For those individuals specifically wanting to know more about their own response versus that of the group in the specific research study, real time visibility will allow you to iterate your own dosing and work out your individual response. You can use the second meal effect to your advantage… or at least with intention.


  1. Jovanovic, A., Leverton, E., Solanky, B., Ravikumar, B., Snaar, J. E. M., Morris, P. G., & Taylor, R. (2009). The second-meal phenomenon is associated with enhanced muscle glycogen storage in humans. Clinical Science, 117(3), 119–127. doi:10.1042/cs20080542
  2. Jovanovic A, Gerrard J, Taylor R. The second-meal phenomenon in type 2 diabetes. Diabetes Care. 2009;32(7):1199-1201. doi:10.2337/dc08-2196
  3. Staub H. Examination of sugar metabolisms in humans. Z Klin Med 1921;91:44–8.
  4. Traugott K. In reference to the reactions of blood sugar levels in repeated and varied types of enteral sugar increases and their significance in liver function. Klin Wochenschr 1922;1:892–4.
  5. Takafumi Ando, Satoshi Nakae, Chiyoko Usui, Eiichi Yoshimura, Nobuo Nishi, Hidemi Takimoto, Shigeho Tanaka, Effect of diurnal variations in the carbohydrate and fat composition of meals on postprandial glycemic response in healthy adults: a novel insight for the second-meal phenomenon, The American Journal of Clinical Nutrition, Volume 108, Issue 2, August 2018, Pages 332–342,
  6. Ogata H, Hatamoto Y, Goto Y, Tajiri E, Yoshimura E, Kiyono K, Uehara Y, Kawanaka K, Omi N, Tanaka H. Association between breakfast skipping and postprandial hyperglycemia after lunch in healthy young individuals. Br J Nutr. 2019 Aug 28;122(4):431-440. doi: 10.1017/S0007114519001235. PMID: 31486356.
  7. Brighenti F, Benini L, Del Rio D, Casiraghi C, Pellegrini N, Scazzina F, Jenkins DJ, Vantini I. Colonic fermentation of indigestible carbohydrates contributes to the second-meal effect. Am J Clin Nutr. 2006 Apr;83(4):817-22. doi: 10.1093/ajcn/83.4.817. PMID: 16600933.
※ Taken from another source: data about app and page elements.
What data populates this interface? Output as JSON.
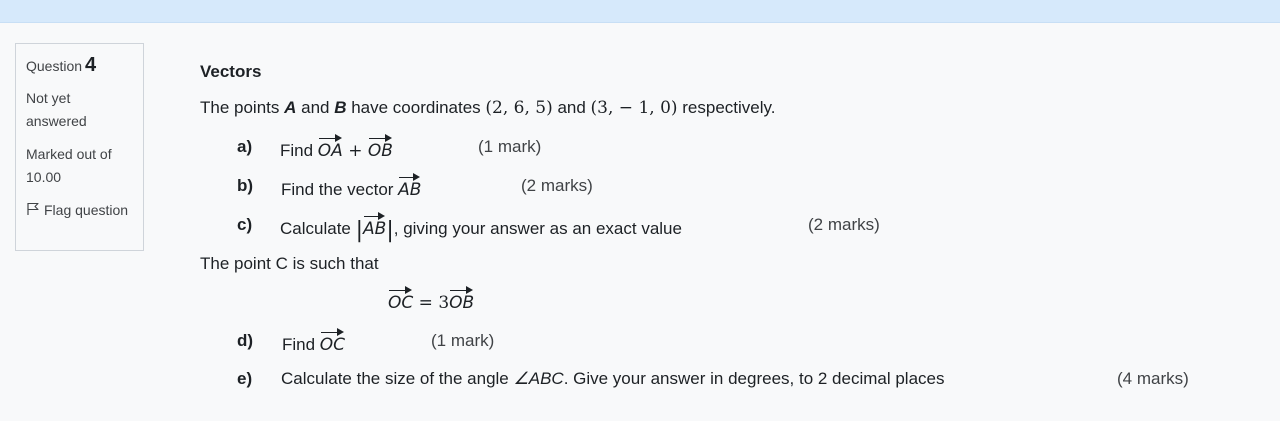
{
  "info": {
    "question_label": "Question",
    "question_number": "4",
    "state": "Not yet answered",
    "grade": "Marked out of 10.00",
    "flag_label": "Flag question"
  },
  "question": {
    "title": "Vectors",
    "intro_prefix": "The points ",
    "point_a": "A",
    "intro_and": " and ",
    "point_b": "B",
    "intro_mid": " have coordinates ",
    "coords_a": "(2, 6, 5)",
    "intro_and2": " and ",
    "coords_b": "(3, − 1, 0)",
    "intro_suffix": " respectively.",
    "parts": [
      {
        "label": "a)",
        "text": "Find ",
        "vec1": "OA",
        "op": " + ",
        "vec2": "OB",
        "marks": "(1 mark)"
      },
      {
        "label": "b)",
        "text": "Find the vector ",
        "vec1": "AB",
        "marks": "(2 marks)"
      },
      {
        "label": "c)",
        "text": "Calculate ",
        "vec1": "AB",
        "text_after": ", giving your answer as an exact value",
        "marks": "(2 marks)"
      },
      {
        "label": "d)",
        "text": "Find ",
        "vec1": "OC",
        "marks": "(1 mark)"
      },
      {
        "label": "e)",
        "text": "Calculate the size of the angle ",
        "angle": "∠ABC",
        "text_after": ".  Give your answer in degrees, to 2 decimal places",
        "marks": "(4 marks)"
      }
    ],
    "point_c_text": "The point C is such that",
    "eq_lhs": "OC",
    "eq_mid": " = 3",
    "eq_rhs": "OB"
  }
}
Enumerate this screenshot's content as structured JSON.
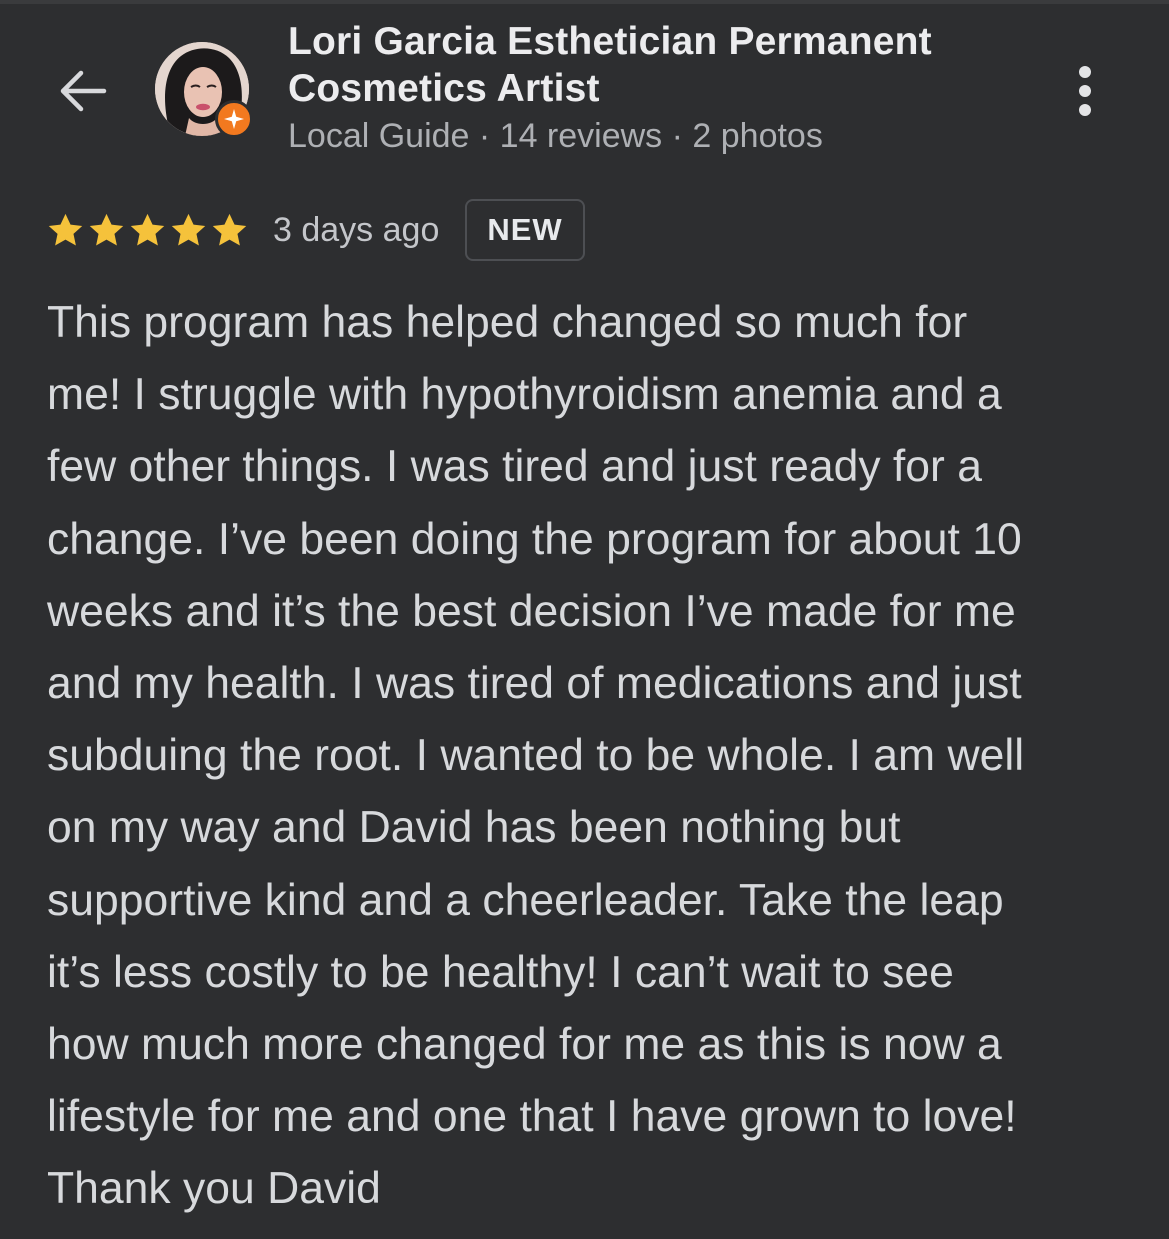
{
  "colors": {
    "background": "#2d2e30",
    "star": "#f5c23b",
    "local_guide_badge": "#f2791f"
  },
  "icons": {
    "back": "arrow-left-icon",
    "more": "more-vertical-icon",
    "star": "star-icon",
    "local_guide": "local-guide-badge-icon"
  },
  "header": {
    "author_name": "Lori Garcia Esthetician Permanent Cosmetics Artist",
    "author_meta": "Local Guide · 14 reviews · 2 photos"
  },
  "review": {
    "rating": 5,
    "rating_max": 5,
    "date": "3 days ago",
    "badge": "NEW",
    "lines": [
      "This program has helped changed so much for",
      "me! I struggle with hypothyroidism anemia and a",
      "few other things. I was tired and just ready for a",
      "change. I’ve been doing the program for about 10",
      "weeks and it’s the best decision I’ve made for me",
      "and my health. I was tired of medications and just",
      "subduing the root. I wanted to be whole. I am well",
      "on my way and David has been nothing but",
      "supportive kind and a cheerleader. Take the leap",
      "it’s less costly to be healthy! I can’t wait to see",
      "how much more changed for me as this is now a",
      "lifestyle for me and one that I have grown to love!",
      "Thank you David"
    ]
  }
}
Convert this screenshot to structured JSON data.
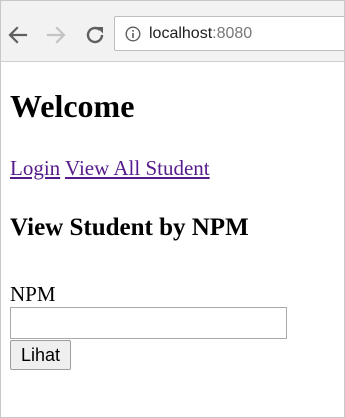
{
  "browser": {
    "url_host": "localhost",
    "url_port": ":8080"
  },
  "page": {
    "title": "Welcome",
    "nav_links": [
      {
        "label": "Login"
      },
      {
        "label": "View All Student"
      }
    ],
    "section_title": "View Student by NPM",
    "form": {
      "field_label": "NPM",
      "field_value": "",
      "submit_label": "Lihat"
    }
  },
  "colors": {
    "visited_link": "#551a8b",
    "toolbar_bg": "#f2f2f2"
  }
}
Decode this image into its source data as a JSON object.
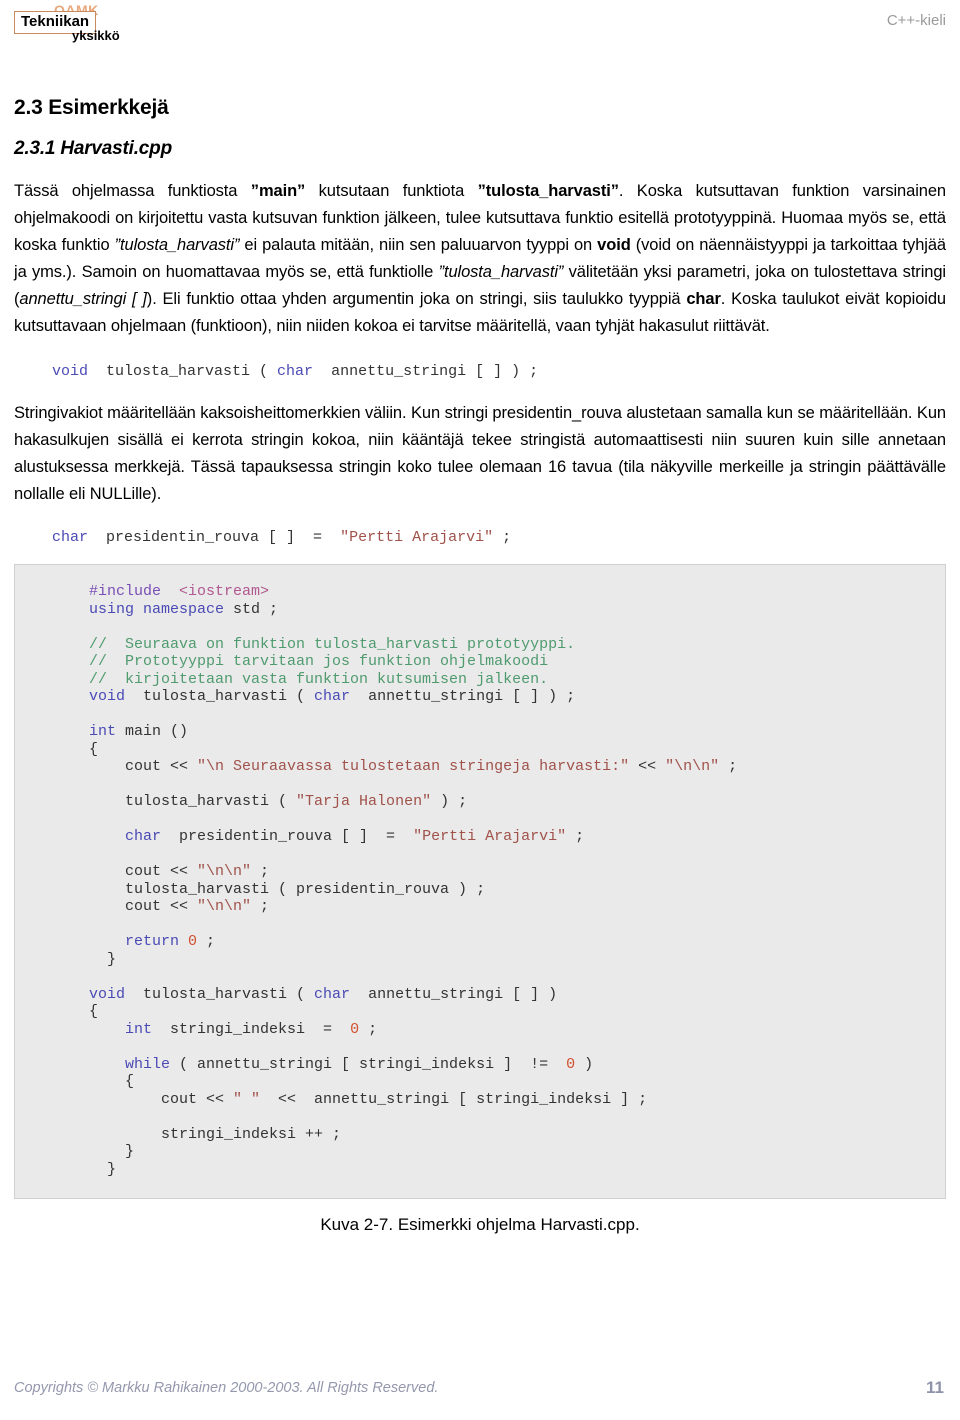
{
  "header": {
    "logo": {
      "oamk": "OAMK",
      "tekniikan": "Tekniikan",
      "yksikko": "yksikkö"
    },
    "right_label": "C++-kieli"
  },
  "headings": {
    "section": "2.3 Esimerkkejä",
    "subsection": "2.3.1 Harvasti.cpp"
  },
  "paragraph1": {
    "p1": "Tässä ohjelmassa funktiosta ",
    "main": "”main”",
    "p2": " kutsutaan funktiota ",
    "tulosta": "”tulosta_harvasti”",
    "p3": ". Koska kutsuttavan funktion varsinainen ohjelmakoodi on kirjoitettu vasta kutsuvan funktion jälkeen, tulee kutsuttava funktio esitellä prototyyppinä. Huomaa myös se, että koska funktio ",
    "tulosta_i": "”tulosta_harvasti”",
    "p4": " ei palauta mitään, niin sen paluuarvon tyyppi on ",
    "void": "void",
    "p5": " (void on näennäistyyppi ja tarkoittaa tyhjää ja yms.). Samoin on huomattavaa myös se, että funktiolle ",
    "tulosta_i2": "”tulosta_harvasti”",
    "p6": " välitetään yksi parametri, joka on tulostettava stringi (",
    "annettu": "annettu_stringi [ ]",
    "p7": "). Eli funktio ottaa yhden argumentin joka on stringi, siis taulukko tyyppiä ",
    "char": "char",
    "p8": ". Koska taulukot eivät kopioidu kutsuttavaan ohjelmaan (funktioon), niin niiden kokoa ei tarvitse määritellä, vaan tyhjät hakasulut riittävät."
  },
  "code_proto": {
    "kw_void": "void",
    "name": "  tulosta_harvasti ( ",
    "kw_char": "char",
    "rest": "  annettu_stringi [ ] ) ;"
  },
  "paragraph2": {
    "text": "Stringivakiot määritellään kaksoisheittomerkkien väliin. Kun stringi presidentin_rouva alustetaan samalla kun se määritellään. Kun hakasulkujen sisällä ei kerrota stringin kokoa, niin kääntäjä tekee stringistä automaattisesti niin suuren kuin sille annetaan alustuksessa merkkejä. Tässä tapauksessa stringin koko tulee olemaan 16 tavua (tila näkyville merkeille ja stringin päättävälle nollalle eli NULLille)."
  },
  "code_char": {
    "kw_char": "char",
    "mid": "  presidentin_rouva [ ]  =  ",
    "str": "\"Pertti Arajarvi\"",
    "end": " ;"
  },
  "code_block": [
    {
      "type": "line",
      "parts": [
        {
          "cls": "pre",
          "t": "#include"
        },
        {
          "cls": "",
          "t": "  "
        },
        {
          "cls": "inc",
          "t": "<iostream>"
        }
      ]
    },
    {
      "type": "line",
      "parts": [
        {
          "cls": "kw",
          "t": "using namespace"
        },
        {
          "cls": "",
          "t": " std ;"
        }
      ]
    },
    {
      "type": "blank"
    },
    {
      "type": "line",
      "parts": [
        {
          "cls": "cmt",
          "t": "//  Seuraava on funktion tulosta_harvasti prototyyppi."
        }
      ]
    },
    {
      "type": "line",
      "parts": [
        {
          "cls": "cmt",
          "t": "//  Prototyyppi tarvitaan jos funktion ohjelmakoodi"
        }
      ]
    },
    {
      "type": "line",
      "parts": [
        {
          "cls": "cmt",
          "t": "//  kirjoitetaan vasta funktion kutsumisen jalkeen."
        }
      ]
    },
    {
      "type": "line",
      "parts": [
        {
          "cls": "kw",
          "t": "void"
        },
        {
          "cls": "",
          "t": "  tulosta_harvasti ( "
        },
        {
          "cls": "kw",
          "t": "char"
        },
        {
          "cls": "",
          "t": "  annettu_stringi [ ] ) ;"
        }
      ]
    },
    {
      "type": "blank"
    },
    {
      "type": "line",
      "parts": [
        {
          "cls": "kw",
          "t": "int"
        },
        {
          "cls": "",
          "t": " main ()"
        }
      ]
    },
    {
      "type": "line",
      "parts": [
        {
          "cls": "",
          "t": "{"
        }
      ]
    },
    {
      "type": "line",
      "parts": [
        {
          "cls": "",
          "t": "    cout << "
        },
        {
          "cls": "str",
          "t": "\"\\n Seuraavassa tulostetaan stringeja harvasti:\""
        },
        {
          "cls": "",
          "t": " << "
        },
        {
          "cls": "str",
          "t": "\"\\n\\n\""
        },
        {
          "cls": "",
          "t": " ;"
        }
      ]
    },
    {
      "type": "blank"
    },
    {
      "type": "line",
      "parts": [
        {
          "cls": "",
          "t": "    tulosta_harvasti ( "
        },
        {
          "cls": "str",
          "t": "\"Tarja Halonen\""
        },
        {
          "cls": "",
          "t": " ) ;"
        }
      ]
    },
    {
      "type": "blank"
    },
    {
      "type": "line",
      "parts": [
        {
          "cls": "kw",
          "t": "    char"
        },
        {
          "cls": "",
          "t": "  presidentin_rouva [ ]  =  "
        },
        {
          "cls": "str",
          "t": "\"Pertti Arajarvi\""
        },
        {
          "cls": "",
          "t": " ;"
        }
      ]
    },
    {
      "type": "blank"
    },
    {
      "type": "line",
      "parts": [
        {
          "cls": "",
          "t": "    cout << "
        },
        {
          "cls": "str",
          "t": "\"\\n\\n\""
        },
        {
          "cls": "",
          "t": " ;"
        }
      ]
    },
    {
      "type": "line",
      "parts": [
        {
          "cls": "",
          "t": "    tulosta_harvasti ( presidentin_rouva ) ;"
        }
      ]
    },
    {
      "type": "line",
      "parts": [
        {
          "cls": "",
          "t": "    cout << "
        },
        {
          "cls": "str",
          "t": "\"\\n\\n\""
        },
        {
          "cls": "",
          "t": " ;"
        }
      ]
    },
    {
      "type": "blank"
    },
    {
      "type": "line",
      "parts": [
        {
          "cls": "kw",
          "t": "    return"
        },
        {
          "cls": "num",
          "t": " 0"
        },
        {
          "cls": "",
          "t": " ;"
        }
      ]
    },
    {
      "type": "line",
      "parts": [
        {
          "cls": "",
          "t": "  }"
        }
      ]
    },
    {
      "type": "blank"
    },
    {
      "type": "line",
      "parts": [
        {
          "cls": "kw",
          "t": "void"
        },
        {
          "cls": "",
          "t": "  tulosta_harvasti ( "
        },
        {
          "cls": "kw",
          "t": "char"
        },
        {
          "cls": "",
          "t": "  annettu_stringi [ ] )"
        }
      ]
    },
    {
      "type": "line",
      "parts": [
        {
          "cls": "",
          "t": "{"
        }
      ]
    },
    {
      "type": "line",
      "parts": [
        {
          "cls": "kw",
          "t": "    int"
        },
        {
          "cls": "",
          "t": "  stringi_indeksi  =  "
        },
        {
          "cls": "num",
          "t": "0"
        },
        {
          "cls": "",
          "t": " ;"
        }
      ]
    },
    {
      "type": "blank"
    },
    {
      "type": "line",
      "parts": [
        {
          "cls": "kw",
          "t": "    while"
        },
        {
          "cls": "",
          "t": " ( annettu_stringi [ stringi_indeksi ]  !=  "
        },
        {
          "cls": "num",
          "t": "0"
        },
        {
          "cls": "",
          "t": " )"
        }
      ]
    },
    {
      "type": "line",
      "parts": [
        {
          "cls": "",
          "t": "    {"
        }
      ]
    },
    {
      "type": "line",
      "parts": [
        {
          "cls": "",
          "t": "        cout << "
        },
        {
          "cls": "str",
          "t": "\" \""
        },
        {
          "cls": "",
          "t": "  <<  annettu_stringi [ stringi_indeksi ] ;"
        }
      ]
    },
    {
      "type": "blank"
    },
    {
      "type": "line",
      "parts": [
        {
          "cls": "",
          "t": "        stringi_indeksi ++ ;"
        }
      ]
    },
    {
      "type": "line",
      "parts": [
        {
          "cls": "",
          "t": "    }"
        }
      ]
    },
    {
      "type": "line",
      "parts": [
        {
          "cls": "",
          "t": "  }"
        }
      ]
    }
  ],
  "figure_caption": "Kuva 2-7. Esimerkki ohjelma Harvasti.cpp.",
  "footer": {
    "copyright": "Copyrights © Markku Rahikainen 2000-2003. All Rights Reserved.",
    "page_number": "11"
  }
}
  8. Park YM, Heden TD, Liu Y, Nyhoff LM, Thyfault JP, Leidy HJ, Kanaley JA. A high-protein breakfast induces greater insulin and glucose-dependent insulinotropic peptide responses to a subsequent lunch meal in individuals with type 2 diabetes. J Nutr. 2015 Mar;145(3):452-8. doi: 10.3945/jn.114.202549. Epub 2014 Dec 24. PMID: 25733459; PMCID: PMC6619673.
  9. Meng H, Matthan NR, Ausman LM, Lichtenstein AH. Effect of prior meal macronutrient composition on postprandial glycemic responses and glycemic index and glycemic load value determinations. Am J Clin Nutr. 2017;106(5):1246-1256. doi:10.3945/ajcn.117.162727